Random scribblings on software, technology, language, and society.
The Copyright Alert System
Today, arstechnica.com has reported  that a “Copyright Alert System” is going to be implemented in the United States within this year, after it has been previously negotiated in secrecy and delayed multiple times.
The Center for Copyright Information explains  how a 6-stage warning system is used on internet users suspected for copyright infringement. In early stages, these “alerts” will merely be notifications. Subsequent alerts force the user to watch “educational videos” and confirm their offences before regaining access to their internet subscription. Ultimately, later stages might reduce internet speed or lead up to a complete disconnection of the subscriber.
Holy shit. I can’t even begin to list the aspects of this radical agenda making me rage.
One reason these “laws” appear so ridiculous on a first glace might be the tendency to treat grown up citizens like little children. The regulations give the impression that Copyright holders could domineer over internet users at will, without the latter having any right to objection. A six-strike policy might resemble the educational ideas of a parent for their teenage kid – but it surely does not conform to a constitutional state – which is governed by law. Let me elaborate.
The era of a Corporatocracy
The Oxford dictionary lists corporatocracy as “political system [that] is controlled by corporations or corporate interests.” . Arguably, we have long entered this era. The fact that life-affecting negotiations (such as the way we use the internet) are done by private organisations makes evident this shift in power. The participating parties, copyright holders and ISPs, obviously have no inclination to the will of the people. These regulations are discussed secretly, to leave the government an even smaller opening to confirm their legitimacy. A constitutional democracy passes laws for the benefit of all people, yet regulations regarding copyright issues are motivated by financial profit of large corporations, and are ultimately the result of lobbyism. Movements like Stop-ACTA  or SOPA-Strike  demonstrate clearly that the direction we are heading is definitely not the will of the people, and yet we have to fight an exhaustive crusade against the will of corporations.
My ISP, Judge Dredd of the Internet
The root of the problematics with filesharing is the understanding of it as a criminal act. If you steal a car, you have violated a law and are guilty of a crime. It is important to note, that even though you have a dispute with the owner of the car, it is ultimately the state which convicts and subsequently punishes you. In case of the six-strike agenda on the other hand, there is no legal system serving justice. It is a private company which charges, convicts and executes their own punishment; and this concept of justice is really skewed. Laws are meant to be definite: You either violate it, or you are innocent. Furthermore the presumption of innocence guarantees that there must be evidence for being liable to prosecution. The six levels of alarms seem to make an excuse for the lack of proper evidence by introducing multiple levels of ‘guiltiness’. An Internet Service Provider should not turn into the judge, the jury and the executioner of copyright infringements.
Thoughtcrime is doubleplusungood.
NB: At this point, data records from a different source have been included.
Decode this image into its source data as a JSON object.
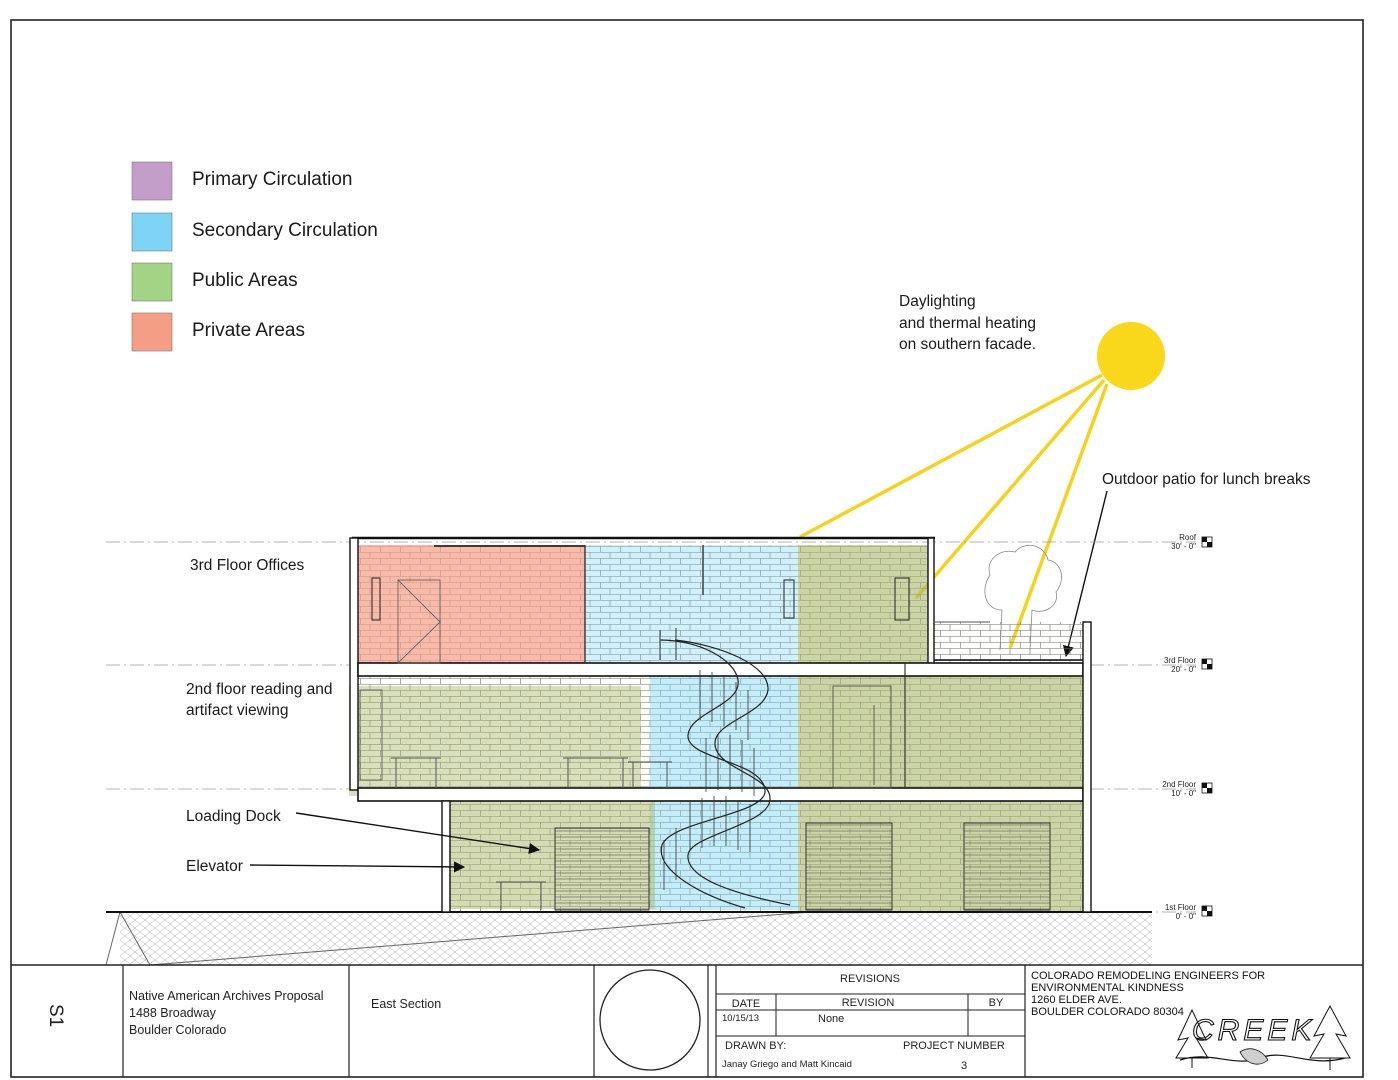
{
  "legend": [
    {
      "label": "Primary Circulation",
      "color": "#c39ec9"
    },
    {
      "label": "Secondary Circulation",
      "color": "#7dd4f5"
    },
    {
      "label": "Public Areas",
      "color": "#a3d385"
    },
    {
      "label": "Private Areas",
      "color": "#f49f85"
    }
  ],
  "annotations": {
    "daylight": [
      "Daylighting",
      "and thermal heating",
      "on southern facade."
    ],
    "patio": "Outdoor patio for lunch breaks",
    "third_floor": "3rd Floor Offices",
    "second_floor": [
      "2nd floor reading and",
      "artifact viewing"
    ],
    "loading_dock": "Loading Dock",
    "elevator": "Elevator"
  },
  "levels": [
    {
      "name": "Roof",
      "elev": "30' - 0\""
    },
    {
      "name": "3rd Floor",
      "elev": "20' - 0\""
    },
    {
      "name": "2nd Floor",
      "elev": "10' - 0\""
    },
    {
      "name": "1st Floor",
      "elev": "0' - 0\""
    }
  ],
  "title_block": {
    "sheet_number": "S1",
    "project": [
      "Native American Archives Proposal",
      "1488 Broadway",
      "Boulder Colorado"
    ],
    "drawing_title": "East Section",
    "revisions_header": "REVISIONS",
    "date_label": "DATE",
    "revision_label": "REVISION",
    "by_label": "BY",
    "date_value": "10/15/13",
    "revision_value": "None",
    "drawn_by_label": "DRAWN BY:",
    "drawn_by_value": "Janay Griego and Matt Kincaid",
    "project_number_label": "PROJECT NUMBER",
    "project_number_value": "3",
    "firm": [
      "COLORADO REMODELING ENGINEERS FOR",
      "ENVIRONMENTAL KINDNESS",
      "1260 ELDER AVE.",
      "BOULDER  COLORADO 80304"
    ],
    "logo_text": "CREEK"
  },
  "colors": {
    "sun": "#f9d81c",
    "sun_ray": "#f4d21e",
    "private_fill": "#f4a08a",
    "secondary_fill": "#7dd4f5",
    "public_fill": "#a9b86a"
  }
}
The term that angered me the most in the press statement was clearly “educational video”. Internet users are meant to be “educated” into not being filesharers. In my books, education is the conveyance of factual knowledge. In case of an anti-piracy video however, it is the advocation of a certain belief that is forced upon the masses. Images of several dystopian movies can come into mind, in which an overpowering state uses subliminal messages to control its people. This is exactly what would become reality: Brainwashing people into an understanding of rightfulness that suits the capitalist rulers. I very much apologize for such an exaggerated position, but fail to describe the issue differently than a violation of the Freedom of Thought.
Lastly, there are tons of technical difficulties, for instance the issue of multiple users behind a single NAT .
The technical implementation of the six-strike ‘punishments’ which ISPs should be permitted to impose at will, is a whole different topic for discussion.
The bottom line of this is, that the six-strike regulation must not pass in the United States. Even not living in the US, a step in this direction would affect me like any internet user on a global scale. I hope that US citizens soon react with call-to-arms offensives to write their congressmen.
I, for one, refuse to welcome our new corporate overlords.